Record median house prices in Auckland are being blamed for a so-called Halo Effect of rising costs across several regions of New Zealand. This is in accordance with reliable figures released by REINZ recently.

Median house prices all over Auckland have rebounded from a brief slowdown and are north of $800k for the first time. Additionally, demand continues to grow exponentially faster than the supply of new properties. As the record high continues to grow, some estimates put the median price much closer to $900,000. Auckland has clearly overcome changes to taxation and LVRs that were established at the end of 2015.

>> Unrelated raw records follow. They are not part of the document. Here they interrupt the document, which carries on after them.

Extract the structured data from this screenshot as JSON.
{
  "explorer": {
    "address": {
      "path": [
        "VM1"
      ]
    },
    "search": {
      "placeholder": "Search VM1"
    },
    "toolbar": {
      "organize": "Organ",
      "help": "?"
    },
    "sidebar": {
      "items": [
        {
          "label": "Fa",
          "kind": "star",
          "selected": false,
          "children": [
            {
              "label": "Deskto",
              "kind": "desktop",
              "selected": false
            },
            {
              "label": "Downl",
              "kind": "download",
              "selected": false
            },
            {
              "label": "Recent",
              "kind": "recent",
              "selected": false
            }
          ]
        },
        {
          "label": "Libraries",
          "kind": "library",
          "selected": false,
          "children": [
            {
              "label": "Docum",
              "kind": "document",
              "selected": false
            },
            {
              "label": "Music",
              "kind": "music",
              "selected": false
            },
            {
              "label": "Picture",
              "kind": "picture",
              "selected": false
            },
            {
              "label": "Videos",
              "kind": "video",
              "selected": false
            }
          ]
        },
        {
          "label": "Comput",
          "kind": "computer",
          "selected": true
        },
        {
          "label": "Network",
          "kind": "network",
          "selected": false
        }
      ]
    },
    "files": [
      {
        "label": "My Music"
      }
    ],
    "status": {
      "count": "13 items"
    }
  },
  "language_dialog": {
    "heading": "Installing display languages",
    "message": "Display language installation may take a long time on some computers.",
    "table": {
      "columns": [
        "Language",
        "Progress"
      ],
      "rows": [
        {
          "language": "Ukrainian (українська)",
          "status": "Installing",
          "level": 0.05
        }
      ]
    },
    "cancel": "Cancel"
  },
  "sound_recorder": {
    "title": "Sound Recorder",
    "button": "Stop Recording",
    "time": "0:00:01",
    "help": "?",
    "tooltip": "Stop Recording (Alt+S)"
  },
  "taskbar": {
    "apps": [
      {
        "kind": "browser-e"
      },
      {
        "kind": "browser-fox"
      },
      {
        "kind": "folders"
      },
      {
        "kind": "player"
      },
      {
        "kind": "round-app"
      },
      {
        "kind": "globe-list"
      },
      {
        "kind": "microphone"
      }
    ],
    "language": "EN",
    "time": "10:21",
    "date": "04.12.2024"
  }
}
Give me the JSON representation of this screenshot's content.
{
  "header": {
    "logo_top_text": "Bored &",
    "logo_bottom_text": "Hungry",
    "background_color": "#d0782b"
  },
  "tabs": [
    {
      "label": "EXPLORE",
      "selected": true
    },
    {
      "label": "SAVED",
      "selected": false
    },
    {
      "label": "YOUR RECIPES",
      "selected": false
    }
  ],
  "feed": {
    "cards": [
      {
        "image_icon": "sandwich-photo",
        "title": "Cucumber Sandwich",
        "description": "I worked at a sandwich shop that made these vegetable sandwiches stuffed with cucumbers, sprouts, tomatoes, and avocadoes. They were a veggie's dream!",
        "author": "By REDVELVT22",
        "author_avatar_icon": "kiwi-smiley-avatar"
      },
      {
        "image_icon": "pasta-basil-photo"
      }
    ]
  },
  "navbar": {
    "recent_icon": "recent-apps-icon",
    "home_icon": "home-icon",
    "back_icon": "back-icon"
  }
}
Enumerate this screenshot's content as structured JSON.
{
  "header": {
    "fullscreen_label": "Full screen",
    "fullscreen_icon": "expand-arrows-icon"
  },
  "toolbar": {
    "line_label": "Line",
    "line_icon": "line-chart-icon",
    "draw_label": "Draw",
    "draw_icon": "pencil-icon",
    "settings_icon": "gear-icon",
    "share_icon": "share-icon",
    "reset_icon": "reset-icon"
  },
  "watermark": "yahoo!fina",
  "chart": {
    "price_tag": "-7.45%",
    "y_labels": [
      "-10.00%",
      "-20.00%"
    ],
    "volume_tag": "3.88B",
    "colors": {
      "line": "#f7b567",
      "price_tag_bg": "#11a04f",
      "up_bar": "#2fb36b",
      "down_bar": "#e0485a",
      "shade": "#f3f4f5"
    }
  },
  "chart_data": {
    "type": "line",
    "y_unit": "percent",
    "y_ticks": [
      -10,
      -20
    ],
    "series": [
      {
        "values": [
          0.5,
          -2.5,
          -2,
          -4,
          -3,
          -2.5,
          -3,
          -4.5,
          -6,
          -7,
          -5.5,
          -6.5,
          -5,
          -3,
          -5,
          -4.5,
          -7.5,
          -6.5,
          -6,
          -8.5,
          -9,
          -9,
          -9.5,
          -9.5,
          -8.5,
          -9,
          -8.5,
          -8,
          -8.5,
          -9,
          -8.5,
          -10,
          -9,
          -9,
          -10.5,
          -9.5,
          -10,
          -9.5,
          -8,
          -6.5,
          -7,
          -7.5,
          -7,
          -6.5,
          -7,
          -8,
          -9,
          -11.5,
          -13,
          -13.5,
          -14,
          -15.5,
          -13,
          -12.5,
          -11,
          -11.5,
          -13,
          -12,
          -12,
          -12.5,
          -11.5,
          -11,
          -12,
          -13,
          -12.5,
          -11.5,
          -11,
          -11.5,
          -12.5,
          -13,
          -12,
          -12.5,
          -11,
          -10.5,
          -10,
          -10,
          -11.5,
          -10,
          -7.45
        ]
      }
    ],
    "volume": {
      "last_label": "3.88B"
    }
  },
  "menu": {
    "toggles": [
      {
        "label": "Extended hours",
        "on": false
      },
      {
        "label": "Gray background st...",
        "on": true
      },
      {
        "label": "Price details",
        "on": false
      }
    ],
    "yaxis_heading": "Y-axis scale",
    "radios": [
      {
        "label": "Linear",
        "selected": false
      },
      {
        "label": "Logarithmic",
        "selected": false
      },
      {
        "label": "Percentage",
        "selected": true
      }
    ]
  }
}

As a result, a significant number of buyers are priced out of the Auckland market and are considering moving into new cities, which then heat up under the increased demand. REINZ Chief Executive Colleen Milne believes that Aucklanders are responsible for the rising home costs in many other areas.

Milne says, “We have talked before about the Halo Effect, which is gaining in strength. Right across the country, regional markets have been strong, with a large number of record medians and the strongest sales for nine years for most regions, with the strongest March sales for 11 years in Waikato/Bay of Plenty and 14 years in Central Otago Lakes.”

Record median home prices have also been recorded in Canterbury/Westland, Wellington, and Nelson/Marlborough.

There has been anecdotal evidence of greatly increased demand from foreign investors in a number of regional markets, but the most recent figures from Land Information New Zealand estimate the percentage of home purchases nationwide by overseas investors to be at about 3-5%.

In short:

  • A total of 9,527 dwellings were sold throughout New Zealand in March 2016, up 30.7% from this February.
  • The national median price of $495,000 is up $20,000 (+4.2%) since March 2015, and a full 10.0% since the February of 2015. Excluding the Auckland region, the national median price would have risen $35,000 to $385,000 from March 2015.
  • New record national median prices have been reached in many New Zealand communities.
  • The number of sales valued over $1 million has risen from 1,023 to 1,301 in the twelve months between March 2015-2016, representing a 27% increase.

The surge in the demand for properties throughout New Zealand is also clear in the number of days it takes to sell. In March 2016, that figure was at the lowest recorded for Central Otago Lakes since 1994; most other regions haven’t hit their record lows in anywhere between the past nine to thirteen years. Auckland and Southland are the exceptions – they were the only ones who did not experience a significant shift in the number of days needed to sell in March 2016.

There has also been an increase in the number of homes sold at auction, up 4% from March of 2015. A total of 2,354 dwellings were sold by auction nationally in March 2016, which makes up 24.7% of all sales. Homes that were sold by auction in Auckland for March 2016 total 63% of the national numbers, which is actually a noteworthy drop from the reported 78% of national auction sales in March 2015.

Given these overall numbers, it remains to be seen how far the Halo Effect will radiate.